CASSAVETES Well, the directors you mention are from a certain generation, my generation. When we were young it wasn’t as hard to see those movies. They’re beautiful movies, but they also remind me of a time where one made movies because of the necessity of exploring one’s imagination. When things become redundant it sort of defeats the purpose. There are fairytales and fables that you hear when you’re a child that stimulate your imagination, and I feel something about those European horror films that we’re discussing does the same. It piques your imagination and allows ideas to flow, images and feelings to form that can only be accessed by the imagination. I think it’s natural that people of a certain generation would draw on that. Beyond that, there is an influx of it, but I have no idea why there would be a few directors rather than none doing it now. It just makes sense to me. I mean look at Dario Argento, he makes films that aren’t, or weren’t, considered serious by his more accepted intellectual peers. But his movies are steeped in culture, opera, literature, alchemy, architecture, ballet. Rob Zombie obviously has a whole musical background. This particular format appeals to people who are interested and curious and have participated themselves in other art forms. It lends itself to music and sound, philosophy, visuals—all these things in tandem. It’s the recipe for this kind of movie.
NEW TIMES Most of your experience up to this point has been as a documentarian. Did you find it difficult to transfer to this type of narrative filmmaking?

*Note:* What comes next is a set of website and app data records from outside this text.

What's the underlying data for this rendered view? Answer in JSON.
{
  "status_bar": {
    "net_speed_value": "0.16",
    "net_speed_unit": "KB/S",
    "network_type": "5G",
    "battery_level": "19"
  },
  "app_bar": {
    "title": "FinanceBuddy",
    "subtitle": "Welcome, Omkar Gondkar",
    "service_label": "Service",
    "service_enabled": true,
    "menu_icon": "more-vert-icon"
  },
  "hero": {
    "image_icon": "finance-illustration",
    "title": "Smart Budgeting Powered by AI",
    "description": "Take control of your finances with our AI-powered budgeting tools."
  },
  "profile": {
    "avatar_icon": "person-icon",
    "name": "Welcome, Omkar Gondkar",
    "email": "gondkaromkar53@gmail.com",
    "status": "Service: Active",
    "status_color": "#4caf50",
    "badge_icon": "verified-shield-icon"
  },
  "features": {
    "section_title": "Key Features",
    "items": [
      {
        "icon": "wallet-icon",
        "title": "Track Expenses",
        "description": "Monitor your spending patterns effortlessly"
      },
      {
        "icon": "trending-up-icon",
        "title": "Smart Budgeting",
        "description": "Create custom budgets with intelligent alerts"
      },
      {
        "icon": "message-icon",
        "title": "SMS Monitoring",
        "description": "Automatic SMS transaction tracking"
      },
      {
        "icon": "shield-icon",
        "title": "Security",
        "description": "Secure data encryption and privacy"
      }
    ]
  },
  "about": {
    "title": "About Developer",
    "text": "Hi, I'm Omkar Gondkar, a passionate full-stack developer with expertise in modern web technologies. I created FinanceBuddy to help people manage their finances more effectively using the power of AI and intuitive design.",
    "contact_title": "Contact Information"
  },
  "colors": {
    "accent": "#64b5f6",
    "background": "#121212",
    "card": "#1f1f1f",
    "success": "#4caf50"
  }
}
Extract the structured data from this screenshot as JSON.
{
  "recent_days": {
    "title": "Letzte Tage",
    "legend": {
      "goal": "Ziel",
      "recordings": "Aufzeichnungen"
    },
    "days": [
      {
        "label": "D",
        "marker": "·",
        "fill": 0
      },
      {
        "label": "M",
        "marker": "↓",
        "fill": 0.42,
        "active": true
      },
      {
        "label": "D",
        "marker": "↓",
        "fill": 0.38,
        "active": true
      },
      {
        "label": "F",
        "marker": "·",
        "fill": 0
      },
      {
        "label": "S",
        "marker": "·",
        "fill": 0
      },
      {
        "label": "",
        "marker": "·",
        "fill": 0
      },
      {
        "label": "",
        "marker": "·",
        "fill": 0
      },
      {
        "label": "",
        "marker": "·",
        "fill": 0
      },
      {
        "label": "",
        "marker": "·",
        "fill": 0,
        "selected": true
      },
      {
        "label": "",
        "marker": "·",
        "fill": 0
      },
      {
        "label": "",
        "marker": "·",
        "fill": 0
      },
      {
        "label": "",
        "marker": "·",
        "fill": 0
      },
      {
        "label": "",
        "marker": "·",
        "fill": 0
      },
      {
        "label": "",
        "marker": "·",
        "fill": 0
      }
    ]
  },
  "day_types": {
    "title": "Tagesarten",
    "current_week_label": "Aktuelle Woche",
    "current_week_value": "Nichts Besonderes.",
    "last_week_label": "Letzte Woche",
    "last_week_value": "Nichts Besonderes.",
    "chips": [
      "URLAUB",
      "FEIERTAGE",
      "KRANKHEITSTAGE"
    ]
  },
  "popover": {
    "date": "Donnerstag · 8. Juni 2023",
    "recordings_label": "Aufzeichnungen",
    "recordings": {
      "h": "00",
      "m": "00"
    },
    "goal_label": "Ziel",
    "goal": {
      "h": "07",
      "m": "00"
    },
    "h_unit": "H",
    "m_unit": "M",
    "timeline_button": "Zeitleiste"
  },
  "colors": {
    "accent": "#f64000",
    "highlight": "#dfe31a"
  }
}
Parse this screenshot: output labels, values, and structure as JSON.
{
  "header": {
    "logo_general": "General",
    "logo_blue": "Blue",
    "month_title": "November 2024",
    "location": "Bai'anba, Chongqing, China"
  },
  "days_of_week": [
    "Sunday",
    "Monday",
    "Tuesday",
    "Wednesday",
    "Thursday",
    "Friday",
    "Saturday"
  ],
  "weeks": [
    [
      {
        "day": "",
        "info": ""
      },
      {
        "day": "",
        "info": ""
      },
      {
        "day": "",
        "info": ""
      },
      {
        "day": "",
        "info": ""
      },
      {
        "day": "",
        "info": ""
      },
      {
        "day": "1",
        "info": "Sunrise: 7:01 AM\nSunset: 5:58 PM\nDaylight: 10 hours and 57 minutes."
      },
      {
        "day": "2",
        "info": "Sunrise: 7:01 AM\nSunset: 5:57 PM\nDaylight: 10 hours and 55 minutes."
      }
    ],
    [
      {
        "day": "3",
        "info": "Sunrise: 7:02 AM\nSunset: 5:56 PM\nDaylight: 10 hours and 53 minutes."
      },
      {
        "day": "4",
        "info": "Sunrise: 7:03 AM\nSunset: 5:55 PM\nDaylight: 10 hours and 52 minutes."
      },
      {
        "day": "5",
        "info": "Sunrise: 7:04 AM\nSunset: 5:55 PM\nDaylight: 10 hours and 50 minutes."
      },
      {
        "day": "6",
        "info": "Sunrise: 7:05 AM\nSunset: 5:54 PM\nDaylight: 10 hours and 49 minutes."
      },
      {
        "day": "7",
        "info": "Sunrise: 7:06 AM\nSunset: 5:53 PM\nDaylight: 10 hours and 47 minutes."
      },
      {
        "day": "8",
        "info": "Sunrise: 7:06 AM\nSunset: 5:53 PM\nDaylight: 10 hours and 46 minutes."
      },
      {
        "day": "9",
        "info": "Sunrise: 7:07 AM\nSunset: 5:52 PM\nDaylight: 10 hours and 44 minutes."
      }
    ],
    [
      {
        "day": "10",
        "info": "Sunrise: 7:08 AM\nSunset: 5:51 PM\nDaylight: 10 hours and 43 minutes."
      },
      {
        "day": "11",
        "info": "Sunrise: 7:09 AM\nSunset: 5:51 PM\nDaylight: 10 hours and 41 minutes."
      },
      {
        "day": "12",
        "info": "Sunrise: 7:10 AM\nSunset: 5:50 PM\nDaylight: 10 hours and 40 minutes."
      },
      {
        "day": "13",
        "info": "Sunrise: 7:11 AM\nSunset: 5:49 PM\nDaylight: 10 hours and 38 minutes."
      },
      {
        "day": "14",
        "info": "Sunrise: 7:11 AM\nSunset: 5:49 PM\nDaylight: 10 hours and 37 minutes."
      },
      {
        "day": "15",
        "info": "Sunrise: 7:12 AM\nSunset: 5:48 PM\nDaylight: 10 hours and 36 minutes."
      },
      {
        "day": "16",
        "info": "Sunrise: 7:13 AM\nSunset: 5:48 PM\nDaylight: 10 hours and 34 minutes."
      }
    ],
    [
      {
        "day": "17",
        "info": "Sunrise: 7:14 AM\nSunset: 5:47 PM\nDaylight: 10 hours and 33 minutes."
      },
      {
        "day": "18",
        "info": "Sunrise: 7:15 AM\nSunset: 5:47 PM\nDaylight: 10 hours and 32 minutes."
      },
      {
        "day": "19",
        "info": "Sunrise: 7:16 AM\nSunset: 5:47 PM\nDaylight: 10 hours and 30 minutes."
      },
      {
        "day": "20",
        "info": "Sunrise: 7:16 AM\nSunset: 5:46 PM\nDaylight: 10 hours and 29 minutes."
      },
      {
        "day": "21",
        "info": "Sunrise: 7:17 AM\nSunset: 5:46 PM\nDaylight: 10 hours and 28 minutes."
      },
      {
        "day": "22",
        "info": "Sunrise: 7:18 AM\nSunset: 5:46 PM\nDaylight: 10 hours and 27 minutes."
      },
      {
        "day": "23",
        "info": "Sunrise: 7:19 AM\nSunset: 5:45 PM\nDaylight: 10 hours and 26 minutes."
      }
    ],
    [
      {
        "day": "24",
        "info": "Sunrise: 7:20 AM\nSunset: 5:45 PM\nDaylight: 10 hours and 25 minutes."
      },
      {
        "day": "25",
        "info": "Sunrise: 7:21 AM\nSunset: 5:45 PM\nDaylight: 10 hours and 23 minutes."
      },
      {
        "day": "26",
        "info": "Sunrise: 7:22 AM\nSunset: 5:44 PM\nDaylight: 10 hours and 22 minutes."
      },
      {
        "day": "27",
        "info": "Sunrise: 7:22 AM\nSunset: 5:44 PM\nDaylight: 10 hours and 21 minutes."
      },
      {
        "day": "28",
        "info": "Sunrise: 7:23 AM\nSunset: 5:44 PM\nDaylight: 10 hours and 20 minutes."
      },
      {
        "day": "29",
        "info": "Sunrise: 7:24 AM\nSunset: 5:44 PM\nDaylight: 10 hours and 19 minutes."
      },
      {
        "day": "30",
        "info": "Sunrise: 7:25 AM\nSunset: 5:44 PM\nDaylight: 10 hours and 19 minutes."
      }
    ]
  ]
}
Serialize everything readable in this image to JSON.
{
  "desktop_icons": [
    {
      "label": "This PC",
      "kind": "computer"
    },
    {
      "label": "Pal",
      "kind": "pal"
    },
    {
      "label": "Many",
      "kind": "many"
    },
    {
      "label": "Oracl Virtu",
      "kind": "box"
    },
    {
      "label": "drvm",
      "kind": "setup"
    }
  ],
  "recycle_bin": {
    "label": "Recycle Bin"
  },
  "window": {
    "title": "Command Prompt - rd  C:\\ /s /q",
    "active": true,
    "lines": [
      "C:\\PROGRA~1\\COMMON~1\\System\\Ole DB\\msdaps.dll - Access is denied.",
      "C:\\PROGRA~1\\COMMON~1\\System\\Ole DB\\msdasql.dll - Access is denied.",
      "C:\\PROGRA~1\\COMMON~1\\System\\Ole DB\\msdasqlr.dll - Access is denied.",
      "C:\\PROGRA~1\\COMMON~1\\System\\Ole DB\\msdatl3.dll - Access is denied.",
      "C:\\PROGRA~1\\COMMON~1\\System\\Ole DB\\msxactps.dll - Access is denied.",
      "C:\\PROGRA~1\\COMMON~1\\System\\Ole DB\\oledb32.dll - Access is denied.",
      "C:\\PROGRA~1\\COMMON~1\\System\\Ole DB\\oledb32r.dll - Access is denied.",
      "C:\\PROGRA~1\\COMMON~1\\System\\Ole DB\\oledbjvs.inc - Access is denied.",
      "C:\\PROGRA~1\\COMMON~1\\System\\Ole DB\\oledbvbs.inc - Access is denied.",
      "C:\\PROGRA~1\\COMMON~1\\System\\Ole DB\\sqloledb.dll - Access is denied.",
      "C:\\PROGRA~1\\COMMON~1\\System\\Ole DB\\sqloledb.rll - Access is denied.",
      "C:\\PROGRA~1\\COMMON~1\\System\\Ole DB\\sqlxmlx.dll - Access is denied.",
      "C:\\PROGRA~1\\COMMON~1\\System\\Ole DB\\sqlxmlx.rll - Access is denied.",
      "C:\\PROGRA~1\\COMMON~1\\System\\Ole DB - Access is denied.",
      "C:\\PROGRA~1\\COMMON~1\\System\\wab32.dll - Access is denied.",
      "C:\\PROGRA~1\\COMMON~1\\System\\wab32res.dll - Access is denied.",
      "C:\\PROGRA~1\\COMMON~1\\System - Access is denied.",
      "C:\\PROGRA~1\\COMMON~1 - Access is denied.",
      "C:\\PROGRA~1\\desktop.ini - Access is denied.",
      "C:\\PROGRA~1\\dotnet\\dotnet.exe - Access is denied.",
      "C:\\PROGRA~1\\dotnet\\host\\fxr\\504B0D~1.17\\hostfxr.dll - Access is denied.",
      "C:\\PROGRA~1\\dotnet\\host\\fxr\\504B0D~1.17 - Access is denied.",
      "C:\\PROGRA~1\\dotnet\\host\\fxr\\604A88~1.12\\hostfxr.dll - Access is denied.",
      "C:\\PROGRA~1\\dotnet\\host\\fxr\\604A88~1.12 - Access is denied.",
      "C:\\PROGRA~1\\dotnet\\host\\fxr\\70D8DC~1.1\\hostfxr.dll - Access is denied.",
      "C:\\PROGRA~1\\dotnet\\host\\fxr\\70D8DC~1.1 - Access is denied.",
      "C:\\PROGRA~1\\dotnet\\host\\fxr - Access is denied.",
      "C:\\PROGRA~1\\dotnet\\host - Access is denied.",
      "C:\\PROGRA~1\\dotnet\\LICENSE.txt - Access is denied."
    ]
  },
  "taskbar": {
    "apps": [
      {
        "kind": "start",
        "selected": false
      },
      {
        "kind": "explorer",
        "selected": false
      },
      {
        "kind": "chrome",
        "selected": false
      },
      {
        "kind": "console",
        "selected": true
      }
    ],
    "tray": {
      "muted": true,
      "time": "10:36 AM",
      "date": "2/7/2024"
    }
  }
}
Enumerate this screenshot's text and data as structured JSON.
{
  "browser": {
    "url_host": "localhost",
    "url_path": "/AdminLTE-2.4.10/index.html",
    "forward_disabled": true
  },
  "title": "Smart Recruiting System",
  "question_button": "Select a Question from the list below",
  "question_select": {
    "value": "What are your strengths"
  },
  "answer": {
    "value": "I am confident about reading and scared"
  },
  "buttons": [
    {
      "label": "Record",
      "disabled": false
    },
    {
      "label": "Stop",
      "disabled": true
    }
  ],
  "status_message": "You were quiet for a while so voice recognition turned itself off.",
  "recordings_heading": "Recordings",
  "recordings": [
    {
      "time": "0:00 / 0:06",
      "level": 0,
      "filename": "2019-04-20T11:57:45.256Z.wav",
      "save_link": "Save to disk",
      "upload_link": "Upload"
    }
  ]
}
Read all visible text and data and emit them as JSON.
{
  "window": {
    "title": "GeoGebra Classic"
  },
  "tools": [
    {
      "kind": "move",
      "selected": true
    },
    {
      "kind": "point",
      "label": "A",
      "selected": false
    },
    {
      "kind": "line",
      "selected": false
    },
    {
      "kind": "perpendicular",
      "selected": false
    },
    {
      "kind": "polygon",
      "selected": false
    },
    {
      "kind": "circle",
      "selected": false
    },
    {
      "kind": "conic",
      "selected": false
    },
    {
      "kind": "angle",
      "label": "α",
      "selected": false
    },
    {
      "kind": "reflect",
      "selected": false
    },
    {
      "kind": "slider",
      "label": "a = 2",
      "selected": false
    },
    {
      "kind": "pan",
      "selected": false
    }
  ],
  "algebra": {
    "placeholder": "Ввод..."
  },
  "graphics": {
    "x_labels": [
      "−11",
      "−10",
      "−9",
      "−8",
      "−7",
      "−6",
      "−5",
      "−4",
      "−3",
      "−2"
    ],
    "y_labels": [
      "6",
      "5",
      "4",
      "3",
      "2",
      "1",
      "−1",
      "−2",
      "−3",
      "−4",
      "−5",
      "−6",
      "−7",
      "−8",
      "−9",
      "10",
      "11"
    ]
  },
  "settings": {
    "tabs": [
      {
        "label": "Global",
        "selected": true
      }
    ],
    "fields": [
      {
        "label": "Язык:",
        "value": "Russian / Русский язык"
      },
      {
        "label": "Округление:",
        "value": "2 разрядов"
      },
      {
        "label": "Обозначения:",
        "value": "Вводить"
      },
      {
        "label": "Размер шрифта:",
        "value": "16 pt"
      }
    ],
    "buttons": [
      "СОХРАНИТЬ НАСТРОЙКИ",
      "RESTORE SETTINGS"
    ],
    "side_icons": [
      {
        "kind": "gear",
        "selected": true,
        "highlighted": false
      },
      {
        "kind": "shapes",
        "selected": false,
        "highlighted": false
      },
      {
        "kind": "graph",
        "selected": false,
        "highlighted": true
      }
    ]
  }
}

CASSAVETES Shooting came very naturally. I was surprised how naturally and effortlessly it came. Writing the film was easy, prepping the film was a pleasure, shooting the film was very fast: three weeks. In three weeks I wrote it, three weeks I prepped it, and we shot it in 25 days. The shooting experience was unintimidating, a pure pleasure. Maybe I should have been more intimidated, but it was the joy I had always hoped to find. Editing took a long time. Creating the sound design, overseeing the soundtrack—that was the real work, period. “Do I suck?” “What am I doing?” “Is this out of control?” But those times are the best times when you’re living at 100 percent, working with the material, really just giving it everything that you’ve got physically, emotionally, and spiritually. It was harder to edit and put together this movie. Like I said, we’re dealing with so many elements in the narrative, when you take into consideration what kind of movie this is: one that depends on imagination and depends on atmosphere. It was an exploring time. Z Channel, while I wouldn’t say it wasn’t about atmosphere—it hinged on the topic of a man—it didn’t come out of my imagination; I was there to serve it. And then all the people who Jerry knew, all interesting and highly articulate people, not to mention using film clips from some of the most brilliant films of all time—that was all there for me to work with as a very solid base. Kiss of the Damned comes from my imagination 100 percent.
NEW TIMES What are your future plans—would you like to split your career between documentaries and narrative films? And would you ever make a horror film again?
CASSAVETES The answer to all of that is I don’t know. There is another story I want to tell that’s narrative. But I love documentaries. I’m very sad that I didn’t get to make my documentary about Nic Roeg and Ken Russell before Ken Russell passed. Two of my very favorite filmmakers in the world. You know, I’m not planning on making a horror film next, but I certainly love the freedom and imagination that it takes. It’s a great place to work. I don’t know, I try to keep an open mind. The older I get, the less rigid I aim to be. I have no idea where my path is taking me, but I’m waiting with open arms.
New Times contributor Bryce Wilson is the author of Son of Danse Macabre, a personal history of the last 30 years of horror, available for Nook and Kindle for $2.99. Contact him via Arts Editor Anna Weltner at firstname.lastname@example.org.